The PATHS® Curriculum Outcomes in the Fast Track Project
Fast Track was a large, randomized trial of a multifaceted intervention designed to reduce serious aggression and conduct problems. It was conducted in four American locations (Seattle, WA, Nashville, TN, Durham, NC, rural Pennsylvania), and in each location there were approximately 14 schools that were randomized equally to intervention vs. comparison conditions. Schools were chosen because they were in neighborhoods of high crime and economic decline. The PATHS® curriculum served as the universal intervention and was integrated with five other targeted programs that were designed to be used only with children showing early, significant behavior problems.
The PATHS® curriculum, in conjunction with other Fast Track interventions, was conducted over three successive years with three cohorts of first graders, resulting in a total of 198 program classrooms and 180 matched comparisons across the three cohorts. These classrooms included approximately 7,000 children. The percentage of children receiving free or reduced lunch was 55% and the mean percentage of ethnic minority children attending the schools was 49%. There were no demographic differences between intervention and control schools. Although there were substantial differences between sites in the degree of risk related to their school locations, there was considerable risk in the average school.
Findings in First Grade
Findings at the end of first grade indicated improved social adaptation at multiple levels in schools in which the PATHS® curriculum was utilized.

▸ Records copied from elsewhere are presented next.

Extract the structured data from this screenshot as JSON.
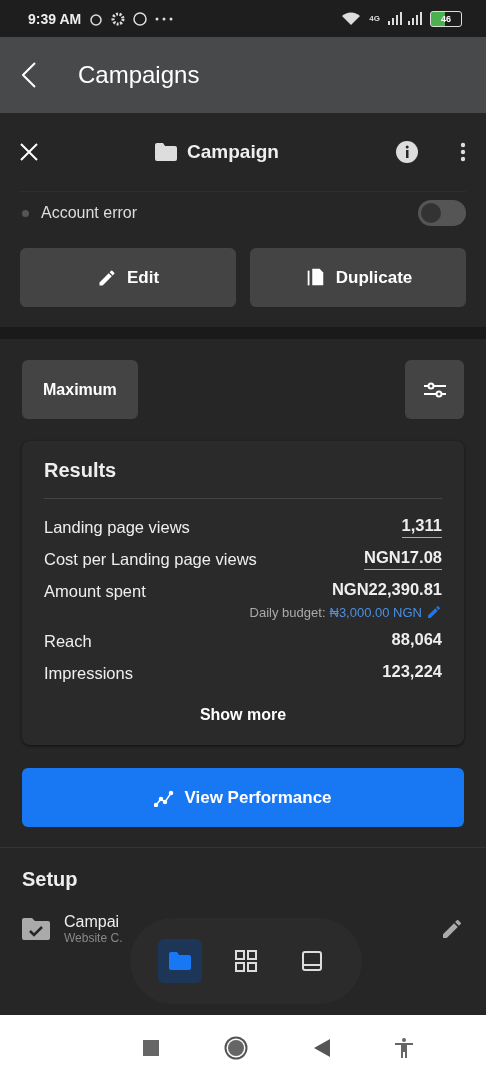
{
  "status_bar": {
    "time": "9:39 AM",
    "network": "4G",
    "battery": "46"
  },
  "app_bar": {
    "title": "Campaigns"
  },
  "header": {
    "title": "Campaign"
  },
  "status_row": {
    "label": "Account error",
    "on": false
  },
  "actions": [
    {
      "kind": "edit",
      "label": "Edit"
    },
    {
      "kind": "duplicate",
      "label": "Duplicate"
    }
  ],
  "range_button": "Maximum",
  "results": {
    "title": "Results",
    "rows": [
      {
        "label": "Landing page views",
        "value": "1,311",
        "underlined": true
      },
      {
        "label": "Cost per Landing page views",
        "value": "NGN17.08",
        "underlined": true
      },
      {
        "label": "Amount spent",
        "value": "NGN22,390.81",
        "underlined": false,
        "budget_label": "Daily budget:",
        "budget_value": "₦3,000.00 NGN"
      },
      {
        "label": "Reach",
        "value": "88,064",
        "underlined": false
      },
      {
        "label": "Impressions",
        "value": "123,224",
        "underlined": false
      }
    ],
    "more": "Show more"
  },
  "performance_button": "View Performance",
  "setup": {
    "title": "Setup",
    "item_title": "Campai",
    "item_subtitle": "Website C."
  },
  "floating_nav": [
    {
      "kind": "folder",
      "selected": true
    },
    {
      "kind": "grid",
      "selected": false
    },
    {
      "kind": "tablet",
      "selected": false
    }
  ]
}
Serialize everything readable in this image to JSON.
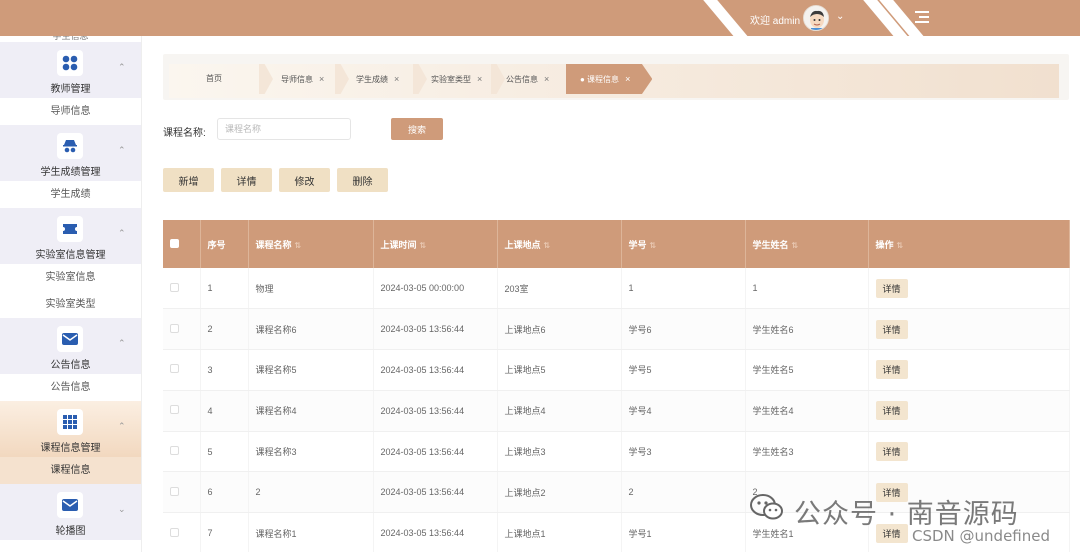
{
  "header": {
    "welcome": "欢迎 admin",
    "accent_color": "#cf9b7a"
  },
  "sidebar": {
    "top_cut_label": "学生信息",
    "groups": [
      {
        "label": "教师管理",
        "icon": "grid-dots-icon",
        "sub": [
          "导师信息"
        ]
      },
      {
        "label": "学生成绩管理",
        "icon": "spy-icon",
        "sub": [
          "学生成绩"
        ]
      },
      {
        "label": "实验室信息管理",
        "icon": "ticket-icon",
        "sub": [
          "实验室信息",
          "实验室类型"
        ]
      },
      {
        "label": "公告信息",
        "icon": "mail-icon",
        "sub": [
          "公告信息"
        ]
      },
      {
        "label": "课程信息管理",
        "icon": "grid-9-icon",
        "sub": [
          "课程信息"
        ]
      },
      {
        "label": "轮播图",
        "icon": "mail-icon",
        "sub": []
      }
    ]
  },
  "breadcrumbs": [
    {
      "label": "首页"
    },
    {
      "label": "导师信息",
      "close": "×"
    },
    {
      "label": "学生成绩",
      "close": "×"
    },
    {
      "label": "实验室类型",
      "close": "×"
    },
    {
      "label": "公告信息",
      "close": "×"
    },
    {
      "label": "● 课程信息",
      "close": "×"
    }
  ],
  "search": {
    "label": "课程名称:",
    "placeholder": "课程名称",
    "button": "搜索"
  },
  "actions": [
    "新增",
    "详情",
    "修改",
    "删除"
  ],
  "table": {
    "columns": [
      "序号",
      "课程名称",
      "上课时间",
      "上课地点",
      "学号",
      "学生姓名",
      "操作"
    ],
    "row_action": "详情",
    "rows": [
      [
        "1",
        "物理",
        "2024-03-05 00:00:00",
        "203室",
        "1",
        "1"
      ],
      [
        "2",
        "课程名称6",
        "2024-03-05 13:56:44",
        "上课地点6",
        "学号6",
        "学生姓名6"
      ],
      [
        "3",
        "课程名称5",
        "2024-03-05 13:56:44",
        "上课地点5",
        "学号5",
        "学生姓名5"
      ],
      [
        "4",
        "课程名称4",
        "2024-03-05 13:56:44",
        "上课地点4",
        "学号4",
        "学生姓名4"
      ],
      [
        "5",
        "课程名称3",
        "2024-03-05 13:56:44",
        "上课地点3",
        "学号3",
        "学生姓名3"
      ],
      [
        "6",
        "2",
        "2024-03-05 13:56:44",
        "上课地点2",
        "2",
        "2"
      ],
      [
        "7",
        "课程名称1",
        "2024-03-05 13:56:44",
        "上课地点1",
        "学号1",
        "学生姓名1"
      ]
    ]
  },
  "watermark": {
    "title": "公众号 · 南音源码",
    "csdn": "CSDN @undefined"
  }
}
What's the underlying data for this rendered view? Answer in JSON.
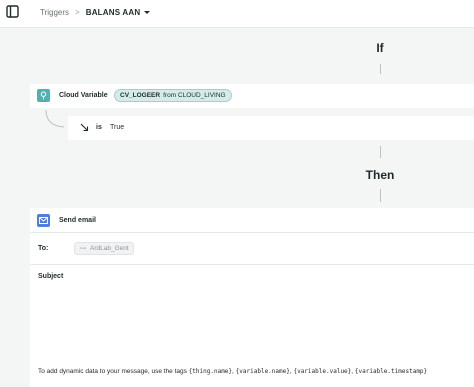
{
  "breadcrumb": {
    "parent": "Triggers",
    "separator": ">",
    "current": "BALANS AAN"
  },
  "sections": {
    "if_label": "If",
    "then_label": "Then"
  },
  "condition": {
    "title": "Cloud Variable",
    "variable_name": "CV_LOGEER",
    "variable_source": "from CLOUD_LIVING",
    "operator": "is",
    "value": "True"
  },
  "action": {
    "title": "Send email",
    "to_label": "To:",
    "to_value": "ArdLab_Gent",
    "subject_label": "Subject",
    "subject_value": "",
    "help_prefix": "To add dynamic data to your message, use the tags",
    "tags": [
      "{thing.name}",
      "{variable.name}",
      "{variable.value}",
      "{variable.timestamp}"
    ]
  },
  "colors": {
    "accent_teal": "#4fb3ab",
    "email_blue": "#4f7fd9",
    "pill_bg": "#d5ebe9"
  },
  "icons": {
    "sidebar_toggle": "sidebar-toggle-icon",
    "cloud_variable": "cloud-variable-icon",
    "operator": "arrow-down-right-icon",
    "email": "envelope-icon",
    "recipient": "key-icon"
  }
}
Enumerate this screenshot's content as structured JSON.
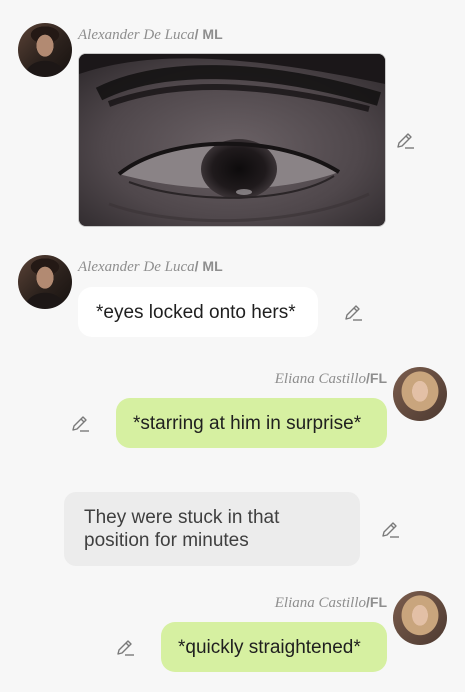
{
  "messages": [
    {
      "sender": "Alexander De Luca",
      "role": "ML",
      "kind": "image",
      "image_alt": "close-up of a dark eye",
      "avatar_icon": "ml-avatar"
    },
    {
      "sender": "Alexander De Luca",
      "role": "ML",
      "kind": "text",
      "text": "*eyes locked onto hers*",
      "avatar_icon": "ml-avatar"
    },
    {
      "sender": "Eliana Castillo",
      "role": "FL",
      "kind": "text",
      "text": "*starring at him in surprise*",
      "avatar_icon": "fl-avatar"
    },
    {
      "kind": "narration",
      "line1": "They were stuck in that",
      "line2": "position for minutes"
    },
    {
      "sender": "Eliana Castillo",
      "role": "FL",
      "kind": "text",
      "text": "*quickly straightened*",
      "avatar_icon": "fl-avatar"
    }
  ],
  "separator": "/",
  "icons": {
    "edit": "pencil-icon"
  },
  "colors": {
    "background": "#f7f7f7",
    "ml_bubble": "#ffffff",
    "fl_bubble": "#d6f0a1",
    "narration_bubble": "#ececec",
    "name_text": "#8e8e8e"
  }
}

Relative to classrooms in the control schools, children in classrooms that received the universal intervention showed lower mean levels of peer-nominated aggression and hyperactivity and higher numbers of peer-nominated prosocial students. Furthermore, classrooms that received the universal intervention were rated as having more positive classroom atmospheres based on ratings of independent observers, and teachers rated their students as lower in disruptive behavior (Conduct Problems Prevention Research Group, 1999).
PATHS® Universal Intervention
End of First Grade (1 Year of Intervention)
Children who received the PATHS® Curriculum rated their classmates as significantly less aggressive than did children in randomized comparison classes. (Conduct Disorders Prevention Research Group, 1999)
Independent observers rated PATHS® classrooms as having a significantly more positive classroom atmosphere. (Conduct Disorders Prevention Research Group, 1999)
Findings In Third Grade (CPPRG , 2010)
A second study with the Fast Track schools studied 2937 children of multiple ethnicities who remained in the same intervention or control schools for grades 1, 2, and 3. The study involved a clustered randomized trial involving sets of schools randomized within three U.S. locations.
The results at the end of third grade provide evidence of PATHS® effectiveness for both promoting social competence and reducing aggressive behavior problems. Teachers rated students in PATHS® schools as having lower rates of disruptive behavior problems and higher rates of academic engagement and social competence. Children who exhibited the highest rates of baseline aggression (by teacher report) before intervention and received the intervention showed the largest reductions in aggression by the end of third grades. Peer ratings indicated that boys in PATHS® schools had lower rates of peer-rated aggressive and hyperactive-disruptive behavior. These findings reflect consistent, but modest effects of the universal-level prevention activities on behavior, for children who remain in the same school for three years of sustained exposure. Notably, along with effects on social behavior, these findings demonstrate improved classroom behavior and teacher perceptions of more effective academic engagement, including increased self-control and on-task behavior.
This is the largest study of its kind indicating the efficacy of school-based, universal interventions during the elementary school years for both the promotion of competence).